The movie also features a number of remarkable actresses playing the various lovers of Rick, and they all stand out in their own individual ways. Cate Blanchett, Australia’s answer to Meryl Streep, plays Rick’s physician ex-wife who still feels a connection to him even though she can’t quite get through to him. Imogen Poots rivets as the rebellious Della, Teresa Palmer makes Karen a most spirited and playful stripper who can seduce anyone with what seems like little trouble, and Frieda Pinto is the definition of serenity as Helen.

But one performance I was especially impressed with was Natalie Portman’s as Elizabeth, the woman Rick had wronged. After all these years, Portman remains a wonderfully vulnerable actress who is incapable of faking an emotion. She makes you feel the pain Elizabeth goes through, and you can’t take your eyes off of her for one second.

“Knight of Cups” proves to have a more straightforward narrative than Malick’s other films, and that’s saying something. His last film, “To the Wonder,” was good, but it meandered all over the place as he couldn’t decide which story was the more important one to tell. This time, however, he manages to stay with Rick and his romantic adventures for the majority of the film’s running time. It does veer off slightly when we get introduced to Antonio Banderas who plays the ironically named Tonio, a playboy who loves the company of more than just one woman. Considering Banderas’ recent stormy divorce from Melanie Griffith, his part in this film feels a bit voyeuristic as it seems like he is simply playing himself and explaining why his marriage to her fell apart.

“Knight of Cups” doesn’t reach the cinematic heights of “The Tree of Life” or “Days of Heaven,” but it is still a must for Malick’s fans as few other filmmakers can make a movie the way he can.

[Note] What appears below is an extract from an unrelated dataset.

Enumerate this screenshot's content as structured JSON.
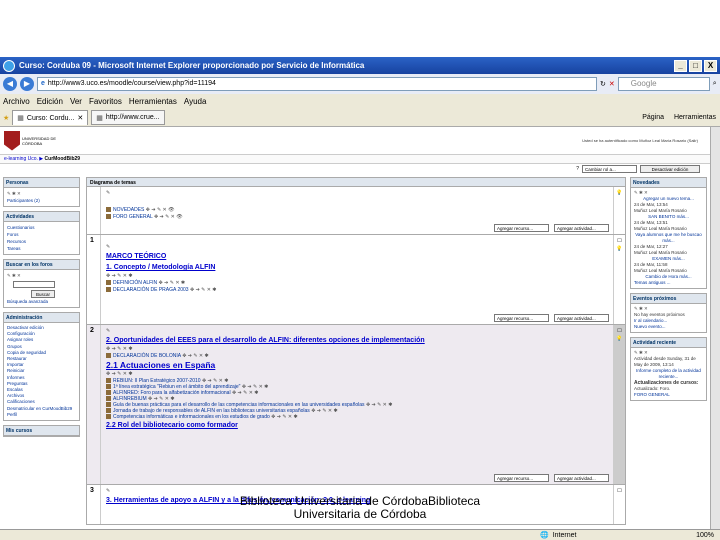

Some will call it self-indulgent and complain it focuses on individuals who have it a lot better than the working class of America, but for those who relate to the journey Rick takes here, it is an immersive experience which leaves you guessing as to the possibilities open to him at the film’s conclusion.

It’s also worth watching to see characters drive their cars on the empty roads of Los Angeles at night. Anyone who lives in Los Angeles knows the roads are never that empty during the day, so it’s nice to know they are not always a traffic nightmare.

* * * ½ out of * * * *